(Items from a data source)
================================
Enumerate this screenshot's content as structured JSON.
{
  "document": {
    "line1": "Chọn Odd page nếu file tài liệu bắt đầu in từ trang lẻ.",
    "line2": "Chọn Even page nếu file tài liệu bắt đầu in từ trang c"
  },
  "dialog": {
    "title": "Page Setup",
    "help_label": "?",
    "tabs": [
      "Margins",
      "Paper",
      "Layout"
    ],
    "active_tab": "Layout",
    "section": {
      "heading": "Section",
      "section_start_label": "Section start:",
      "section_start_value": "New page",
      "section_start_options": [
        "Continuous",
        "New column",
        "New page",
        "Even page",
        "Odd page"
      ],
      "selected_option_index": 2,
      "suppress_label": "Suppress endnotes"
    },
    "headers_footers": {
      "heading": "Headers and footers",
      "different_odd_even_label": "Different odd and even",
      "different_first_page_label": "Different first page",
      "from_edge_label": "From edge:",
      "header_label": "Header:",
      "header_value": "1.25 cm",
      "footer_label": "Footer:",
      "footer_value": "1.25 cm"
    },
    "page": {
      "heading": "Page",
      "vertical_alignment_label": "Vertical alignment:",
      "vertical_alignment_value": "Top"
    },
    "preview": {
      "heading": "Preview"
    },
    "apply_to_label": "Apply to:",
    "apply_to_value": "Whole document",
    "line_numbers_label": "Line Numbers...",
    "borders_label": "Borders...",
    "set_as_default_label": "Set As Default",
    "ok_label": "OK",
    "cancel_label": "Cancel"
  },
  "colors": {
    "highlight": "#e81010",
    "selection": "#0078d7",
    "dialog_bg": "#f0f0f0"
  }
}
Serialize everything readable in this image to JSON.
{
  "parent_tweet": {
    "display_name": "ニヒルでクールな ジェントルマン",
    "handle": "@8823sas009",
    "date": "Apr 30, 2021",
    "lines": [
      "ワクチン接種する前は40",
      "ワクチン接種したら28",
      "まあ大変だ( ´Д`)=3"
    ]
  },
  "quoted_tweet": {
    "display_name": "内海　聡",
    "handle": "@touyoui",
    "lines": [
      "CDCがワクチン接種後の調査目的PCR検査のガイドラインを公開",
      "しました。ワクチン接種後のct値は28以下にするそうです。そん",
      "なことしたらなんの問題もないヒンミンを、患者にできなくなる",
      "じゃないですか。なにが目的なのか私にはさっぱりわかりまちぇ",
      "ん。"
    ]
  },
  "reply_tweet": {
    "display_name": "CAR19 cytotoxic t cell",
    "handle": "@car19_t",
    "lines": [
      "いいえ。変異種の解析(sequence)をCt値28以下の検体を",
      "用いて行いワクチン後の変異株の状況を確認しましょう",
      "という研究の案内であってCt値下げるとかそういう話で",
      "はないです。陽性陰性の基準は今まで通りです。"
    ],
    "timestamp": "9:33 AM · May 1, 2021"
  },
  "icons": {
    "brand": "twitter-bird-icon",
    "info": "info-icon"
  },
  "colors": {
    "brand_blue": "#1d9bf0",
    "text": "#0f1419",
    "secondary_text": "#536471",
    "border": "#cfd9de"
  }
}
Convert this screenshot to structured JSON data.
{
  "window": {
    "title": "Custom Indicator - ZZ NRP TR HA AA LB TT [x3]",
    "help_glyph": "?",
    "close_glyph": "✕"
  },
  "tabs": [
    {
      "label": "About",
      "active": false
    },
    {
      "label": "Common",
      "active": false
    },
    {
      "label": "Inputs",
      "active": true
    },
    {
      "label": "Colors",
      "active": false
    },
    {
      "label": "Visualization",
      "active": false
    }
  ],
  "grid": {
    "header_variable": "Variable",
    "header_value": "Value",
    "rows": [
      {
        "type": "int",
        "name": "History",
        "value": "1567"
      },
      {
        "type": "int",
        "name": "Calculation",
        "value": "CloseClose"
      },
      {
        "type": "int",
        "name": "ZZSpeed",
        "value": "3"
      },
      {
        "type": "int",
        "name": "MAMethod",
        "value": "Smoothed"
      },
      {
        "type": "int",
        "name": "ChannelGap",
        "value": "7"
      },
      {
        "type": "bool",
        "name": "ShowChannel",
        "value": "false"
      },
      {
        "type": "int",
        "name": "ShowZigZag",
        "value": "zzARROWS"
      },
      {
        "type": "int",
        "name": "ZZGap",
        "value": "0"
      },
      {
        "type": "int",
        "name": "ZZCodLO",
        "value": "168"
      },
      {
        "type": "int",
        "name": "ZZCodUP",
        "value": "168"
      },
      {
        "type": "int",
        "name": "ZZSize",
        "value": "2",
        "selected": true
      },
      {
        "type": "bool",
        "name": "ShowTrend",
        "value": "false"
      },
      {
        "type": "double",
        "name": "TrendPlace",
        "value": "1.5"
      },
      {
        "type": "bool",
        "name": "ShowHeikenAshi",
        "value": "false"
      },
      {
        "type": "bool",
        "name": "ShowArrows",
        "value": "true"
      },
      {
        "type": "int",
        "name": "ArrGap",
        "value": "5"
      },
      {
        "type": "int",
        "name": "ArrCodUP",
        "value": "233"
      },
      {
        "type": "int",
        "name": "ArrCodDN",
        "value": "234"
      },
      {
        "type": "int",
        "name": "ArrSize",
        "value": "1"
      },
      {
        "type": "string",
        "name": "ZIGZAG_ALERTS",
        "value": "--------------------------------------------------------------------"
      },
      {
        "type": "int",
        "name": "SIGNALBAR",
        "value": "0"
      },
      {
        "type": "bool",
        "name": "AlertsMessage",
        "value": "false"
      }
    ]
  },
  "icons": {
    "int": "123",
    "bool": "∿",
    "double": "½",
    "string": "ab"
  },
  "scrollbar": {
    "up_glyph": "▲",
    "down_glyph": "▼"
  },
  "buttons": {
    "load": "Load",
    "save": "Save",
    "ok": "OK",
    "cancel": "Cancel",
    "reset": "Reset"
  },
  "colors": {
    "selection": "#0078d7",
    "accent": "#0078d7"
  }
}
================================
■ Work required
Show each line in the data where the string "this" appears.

■ Written response
Enumerate this screenshot's content as structured JSON.
Serialize everything readable in this image to JSON.
Convert this screenshot to structured JSON data.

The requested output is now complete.